(What is needed) Using the records below, please work out how many lines contain "user"; answer with the number alone.

Items from an interface collection:
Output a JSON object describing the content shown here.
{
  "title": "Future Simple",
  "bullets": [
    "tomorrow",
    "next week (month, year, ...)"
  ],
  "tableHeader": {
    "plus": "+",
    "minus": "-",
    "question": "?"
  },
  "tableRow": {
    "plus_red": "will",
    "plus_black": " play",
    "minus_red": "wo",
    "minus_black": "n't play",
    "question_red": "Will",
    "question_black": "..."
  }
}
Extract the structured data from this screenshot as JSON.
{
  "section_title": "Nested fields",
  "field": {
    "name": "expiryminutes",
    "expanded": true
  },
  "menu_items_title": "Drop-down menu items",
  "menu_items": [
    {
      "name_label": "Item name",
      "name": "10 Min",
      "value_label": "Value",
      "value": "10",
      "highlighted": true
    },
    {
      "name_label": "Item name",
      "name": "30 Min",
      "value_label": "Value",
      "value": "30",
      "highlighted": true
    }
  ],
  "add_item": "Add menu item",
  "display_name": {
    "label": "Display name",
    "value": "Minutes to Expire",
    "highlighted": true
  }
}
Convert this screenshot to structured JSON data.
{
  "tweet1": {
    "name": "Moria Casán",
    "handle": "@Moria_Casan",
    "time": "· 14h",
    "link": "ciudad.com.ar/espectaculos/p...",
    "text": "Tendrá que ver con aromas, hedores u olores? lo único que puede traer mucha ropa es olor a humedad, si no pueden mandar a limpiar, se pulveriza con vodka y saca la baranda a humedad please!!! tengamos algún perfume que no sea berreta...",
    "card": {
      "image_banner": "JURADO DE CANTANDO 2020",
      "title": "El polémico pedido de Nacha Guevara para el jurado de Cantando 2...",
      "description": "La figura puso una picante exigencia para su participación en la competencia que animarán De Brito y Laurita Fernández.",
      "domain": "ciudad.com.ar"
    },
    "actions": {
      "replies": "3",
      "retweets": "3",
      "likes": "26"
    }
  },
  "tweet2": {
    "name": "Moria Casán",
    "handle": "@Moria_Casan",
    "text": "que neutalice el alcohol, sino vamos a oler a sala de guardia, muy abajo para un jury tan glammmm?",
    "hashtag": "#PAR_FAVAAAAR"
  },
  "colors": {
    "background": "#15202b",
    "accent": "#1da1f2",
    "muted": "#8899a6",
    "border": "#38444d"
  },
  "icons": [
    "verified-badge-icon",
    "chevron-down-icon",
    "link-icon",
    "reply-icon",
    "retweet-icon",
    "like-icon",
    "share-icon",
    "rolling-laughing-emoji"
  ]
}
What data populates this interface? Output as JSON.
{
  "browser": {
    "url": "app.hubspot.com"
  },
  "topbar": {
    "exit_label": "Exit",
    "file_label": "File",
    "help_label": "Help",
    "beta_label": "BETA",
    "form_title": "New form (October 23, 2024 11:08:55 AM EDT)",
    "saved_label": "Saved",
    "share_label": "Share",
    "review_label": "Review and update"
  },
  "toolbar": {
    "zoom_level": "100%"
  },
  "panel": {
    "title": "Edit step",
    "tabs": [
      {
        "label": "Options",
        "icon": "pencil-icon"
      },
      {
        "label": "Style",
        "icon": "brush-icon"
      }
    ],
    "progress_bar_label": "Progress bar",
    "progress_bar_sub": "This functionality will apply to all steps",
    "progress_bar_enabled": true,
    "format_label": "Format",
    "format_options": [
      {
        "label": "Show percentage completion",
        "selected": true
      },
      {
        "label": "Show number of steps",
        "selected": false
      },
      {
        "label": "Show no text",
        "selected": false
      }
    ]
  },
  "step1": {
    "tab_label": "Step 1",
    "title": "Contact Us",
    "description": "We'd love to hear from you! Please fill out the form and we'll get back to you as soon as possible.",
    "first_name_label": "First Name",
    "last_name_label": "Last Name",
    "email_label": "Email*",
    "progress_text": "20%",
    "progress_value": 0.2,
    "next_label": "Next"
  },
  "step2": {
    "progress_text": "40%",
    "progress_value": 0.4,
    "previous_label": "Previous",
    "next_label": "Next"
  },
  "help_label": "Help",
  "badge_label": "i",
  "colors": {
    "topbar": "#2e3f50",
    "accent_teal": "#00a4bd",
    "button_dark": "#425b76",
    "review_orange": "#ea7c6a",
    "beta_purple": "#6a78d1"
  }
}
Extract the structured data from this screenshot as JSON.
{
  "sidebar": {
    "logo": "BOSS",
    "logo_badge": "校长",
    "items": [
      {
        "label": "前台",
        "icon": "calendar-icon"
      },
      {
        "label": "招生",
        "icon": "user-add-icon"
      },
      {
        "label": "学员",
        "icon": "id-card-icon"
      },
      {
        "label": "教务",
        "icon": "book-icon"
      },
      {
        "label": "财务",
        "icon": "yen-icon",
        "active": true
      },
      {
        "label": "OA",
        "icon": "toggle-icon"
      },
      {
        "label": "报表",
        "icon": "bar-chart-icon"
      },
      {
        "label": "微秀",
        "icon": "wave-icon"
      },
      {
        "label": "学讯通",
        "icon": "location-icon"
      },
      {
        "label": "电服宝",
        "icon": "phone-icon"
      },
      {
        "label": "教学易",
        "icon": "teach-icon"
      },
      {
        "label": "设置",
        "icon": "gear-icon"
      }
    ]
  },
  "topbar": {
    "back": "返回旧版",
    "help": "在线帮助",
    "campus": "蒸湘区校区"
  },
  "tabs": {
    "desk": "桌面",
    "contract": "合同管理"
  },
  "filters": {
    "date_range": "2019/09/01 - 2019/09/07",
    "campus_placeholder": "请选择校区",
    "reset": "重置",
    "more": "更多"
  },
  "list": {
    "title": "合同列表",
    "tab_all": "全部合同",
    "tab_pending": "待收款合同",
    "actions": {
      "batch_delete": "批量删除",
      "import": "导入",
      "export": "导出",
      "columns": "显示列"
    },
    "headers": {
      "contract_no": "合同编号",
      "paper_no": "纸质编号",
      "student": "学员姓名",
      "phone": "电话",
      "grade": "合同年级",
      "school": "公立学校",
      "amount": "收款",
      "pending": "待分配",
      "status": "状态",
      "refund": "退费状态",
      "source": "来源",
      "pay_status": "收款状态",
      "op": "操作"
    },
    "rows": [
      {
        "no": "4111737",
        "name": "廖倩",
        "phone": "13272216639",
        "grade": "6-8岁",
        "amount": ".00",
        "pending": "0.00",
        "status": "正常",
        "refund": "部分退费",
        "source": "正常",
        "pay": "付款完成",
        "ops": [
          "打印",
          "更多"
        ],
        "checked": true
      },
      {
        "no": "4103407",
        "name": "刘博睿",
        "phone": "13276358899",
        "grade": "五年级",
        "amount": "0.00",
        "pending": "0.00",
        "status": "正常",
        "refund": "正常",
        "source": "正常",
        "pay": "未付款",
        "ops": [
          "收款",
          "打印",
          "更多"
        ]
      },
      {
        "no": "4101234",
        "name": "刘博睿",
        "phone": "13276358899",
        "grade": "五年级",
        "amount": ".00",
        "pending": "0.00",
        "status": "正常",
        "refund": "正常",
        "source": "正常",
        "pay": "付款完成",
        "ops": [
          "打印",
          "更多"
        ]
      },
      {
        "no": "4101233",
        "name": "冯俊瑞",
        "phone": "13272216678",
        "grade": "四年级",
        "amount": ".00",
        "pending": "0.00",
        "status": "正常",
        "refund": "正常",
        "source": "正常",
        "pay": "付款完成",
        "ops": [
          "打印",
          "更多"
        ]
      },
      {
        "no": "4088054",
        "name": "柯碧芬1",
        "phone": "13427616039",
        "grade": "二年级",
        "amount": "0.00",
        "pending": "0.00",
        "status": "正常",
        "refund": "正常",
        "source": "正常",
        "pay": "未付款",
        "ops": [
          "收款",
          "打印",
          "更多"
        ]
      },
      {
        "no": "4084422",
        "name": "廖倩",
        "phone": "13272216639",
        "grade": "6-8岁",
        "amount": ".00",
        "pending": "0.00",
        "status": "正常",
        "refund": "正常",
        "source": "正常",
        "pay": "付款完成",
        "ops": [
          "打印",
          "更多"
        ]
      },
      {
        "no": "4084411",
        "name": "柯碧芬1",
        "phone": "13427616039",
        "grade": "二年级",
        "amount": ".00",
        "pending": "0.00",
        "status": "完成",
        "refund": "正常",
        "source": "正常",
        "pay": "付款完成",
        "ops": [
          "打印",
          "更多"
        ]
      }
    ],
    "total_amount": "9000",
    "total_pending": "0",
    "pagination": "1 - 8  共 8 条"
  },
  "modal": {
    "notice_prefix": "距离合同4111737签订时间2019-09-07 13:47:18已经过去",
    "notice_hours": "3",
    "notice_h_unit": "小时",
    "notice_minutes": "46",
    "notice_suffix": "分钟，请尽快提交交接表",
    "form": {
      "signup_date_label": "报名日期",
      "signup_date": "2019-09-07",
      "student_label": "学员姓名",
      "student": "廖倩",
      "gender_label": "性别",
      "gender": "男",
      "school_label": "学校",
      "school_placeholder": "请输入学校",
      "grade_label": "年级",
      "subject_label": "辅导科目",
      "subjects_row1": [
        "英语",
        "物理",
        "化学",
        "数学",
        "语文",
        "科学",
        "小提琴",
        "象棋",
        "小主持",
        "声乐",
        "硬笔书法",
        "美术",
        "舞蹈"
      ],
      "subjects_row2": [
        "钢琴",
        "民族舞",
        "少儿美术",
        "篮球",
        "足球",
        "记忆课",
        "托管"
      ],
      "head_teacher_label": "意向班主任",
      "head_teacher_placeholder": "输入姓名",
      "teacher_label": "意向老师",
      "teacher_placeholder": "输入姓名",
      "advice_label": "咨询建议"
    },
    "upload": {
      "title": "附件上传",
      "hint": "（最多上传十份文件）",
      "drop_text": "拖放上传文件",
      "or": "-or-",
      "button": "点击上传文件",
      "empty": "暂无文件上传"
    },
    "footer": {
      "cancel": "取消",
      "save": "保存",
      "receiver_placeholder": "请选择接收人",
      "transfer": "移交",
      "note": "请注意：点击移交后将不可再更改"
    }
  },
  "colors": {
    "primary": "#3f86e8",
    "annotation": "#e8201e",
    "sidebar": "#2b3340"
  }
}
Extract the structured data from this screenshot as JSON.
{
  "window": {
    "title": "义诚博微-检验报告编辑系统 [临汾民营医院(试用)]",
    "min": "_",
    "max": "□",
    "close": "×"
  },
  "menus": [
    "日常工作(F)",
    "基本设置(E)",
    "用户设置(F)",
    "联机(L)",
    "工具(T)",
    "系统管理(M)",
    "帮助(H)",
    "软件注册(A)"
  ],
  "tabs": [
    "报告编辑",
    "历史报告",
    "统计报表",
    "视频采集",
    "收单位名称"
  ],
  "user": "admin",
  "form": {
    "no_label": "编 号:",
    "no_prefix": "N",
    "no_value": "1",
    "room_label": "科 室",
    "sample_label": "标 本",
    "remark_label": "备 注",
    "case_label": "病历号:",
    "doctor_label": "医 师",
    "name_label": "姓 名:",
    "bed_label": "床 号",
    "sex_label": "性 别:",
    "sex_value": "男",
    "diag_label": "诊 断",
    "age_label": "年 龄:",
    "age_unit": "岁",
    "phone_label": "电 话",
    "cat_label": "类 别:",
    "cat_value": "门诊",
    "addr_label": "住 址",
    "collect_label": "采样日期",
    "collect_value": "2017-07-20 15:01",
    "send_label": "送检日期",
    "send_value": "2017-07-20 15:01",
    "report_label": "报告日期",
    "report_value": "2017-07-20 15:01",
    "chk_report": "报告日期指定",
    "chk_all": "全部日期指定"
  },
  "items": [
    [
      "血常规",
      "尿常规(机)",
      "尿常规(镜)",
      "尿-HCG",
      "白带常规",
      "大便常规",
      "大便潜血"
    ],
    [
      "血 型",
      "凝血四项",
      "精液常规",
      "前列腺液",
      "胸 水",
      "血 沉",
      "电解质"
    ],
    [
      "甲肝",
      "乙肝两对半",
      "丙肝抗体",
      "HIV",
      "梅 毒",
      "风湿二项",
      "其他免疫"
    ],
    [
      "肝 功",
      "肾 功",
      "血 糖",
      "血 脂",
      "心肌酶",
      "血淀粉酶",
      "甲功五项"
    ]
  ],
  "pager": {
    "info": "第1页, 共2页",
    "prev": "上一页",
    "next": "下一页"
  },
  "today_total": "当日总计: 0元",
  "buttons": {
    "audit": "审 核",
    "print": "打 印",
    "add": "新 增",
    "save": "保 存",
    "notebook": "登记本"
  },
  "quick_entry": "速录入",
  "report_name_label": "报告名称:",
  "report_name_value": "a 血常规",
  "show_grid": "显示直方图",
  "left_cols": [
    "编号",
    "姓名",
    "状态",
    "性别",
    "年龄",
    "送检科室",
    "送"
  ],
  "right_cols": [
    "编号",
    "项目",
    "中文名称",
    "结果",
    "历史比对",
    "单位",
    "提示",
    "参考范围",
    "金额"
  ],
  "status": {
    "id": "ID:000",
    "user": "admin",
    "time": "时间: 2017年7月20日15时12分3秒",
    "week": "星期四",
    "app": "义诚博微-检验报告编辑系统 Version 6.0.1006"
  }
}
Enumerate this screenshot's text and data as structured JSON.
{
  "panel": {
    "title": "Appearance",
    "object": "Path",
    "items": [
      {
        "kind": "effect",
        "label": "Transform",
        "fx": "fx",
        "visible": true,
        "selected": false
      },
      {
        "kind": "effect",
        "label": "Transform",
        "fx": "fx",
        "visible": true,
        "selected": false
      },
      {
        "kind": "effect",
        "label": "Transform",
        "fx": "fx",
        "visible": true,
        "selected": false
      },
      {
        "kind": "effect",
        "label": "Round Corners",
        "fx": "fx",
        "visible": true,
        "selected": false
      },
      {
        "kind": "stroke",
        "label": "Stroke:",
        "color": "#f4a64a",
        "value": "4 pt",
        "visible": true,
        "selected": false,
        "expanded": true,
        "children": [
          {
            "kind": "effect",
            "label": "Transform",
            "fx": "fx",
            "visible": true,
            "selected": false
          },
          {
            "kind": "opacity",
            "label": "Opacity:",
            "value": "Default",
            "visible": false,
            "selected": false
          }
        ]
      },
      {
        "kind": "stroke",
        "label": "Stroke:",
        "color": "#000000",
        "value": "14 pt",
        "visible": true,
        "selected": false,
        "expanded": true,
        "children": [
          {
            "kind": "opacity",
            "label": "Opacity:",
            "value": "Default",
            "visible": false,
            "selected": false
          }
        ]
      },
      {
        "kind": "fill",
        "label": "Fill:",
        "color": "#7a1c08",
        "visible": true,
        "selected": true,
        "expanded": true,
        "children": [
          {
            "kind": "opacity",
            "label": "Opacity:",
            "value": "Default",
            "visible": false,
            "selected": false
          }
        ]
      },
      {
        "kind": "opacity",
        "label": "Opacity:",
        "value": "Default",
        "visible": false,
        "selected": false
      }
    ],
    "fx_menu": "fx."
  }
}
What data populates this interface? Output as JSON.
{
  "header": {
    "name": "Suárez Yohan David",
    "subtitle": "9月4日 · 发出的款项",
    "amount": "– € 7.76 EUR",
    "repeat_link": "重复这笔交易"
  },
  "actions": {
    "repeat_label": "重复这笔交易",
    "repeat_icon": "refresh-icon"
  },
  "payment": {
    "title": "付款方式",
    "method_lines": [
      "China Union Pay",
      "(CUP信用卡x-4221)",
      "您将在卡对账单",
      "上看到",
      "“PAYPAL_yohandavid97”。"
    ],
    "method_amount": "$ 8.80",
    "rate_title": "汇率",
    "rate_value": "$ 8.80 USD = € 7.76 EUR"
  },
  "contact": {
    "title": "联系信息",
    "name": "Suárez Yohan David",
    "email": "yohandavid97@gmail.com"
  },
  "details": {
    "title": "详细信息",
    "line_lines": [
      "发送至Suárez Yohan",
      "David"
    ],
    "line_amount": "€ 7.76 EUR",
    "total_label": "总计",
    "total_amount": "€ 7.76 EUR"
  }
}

(Solution to this task) 3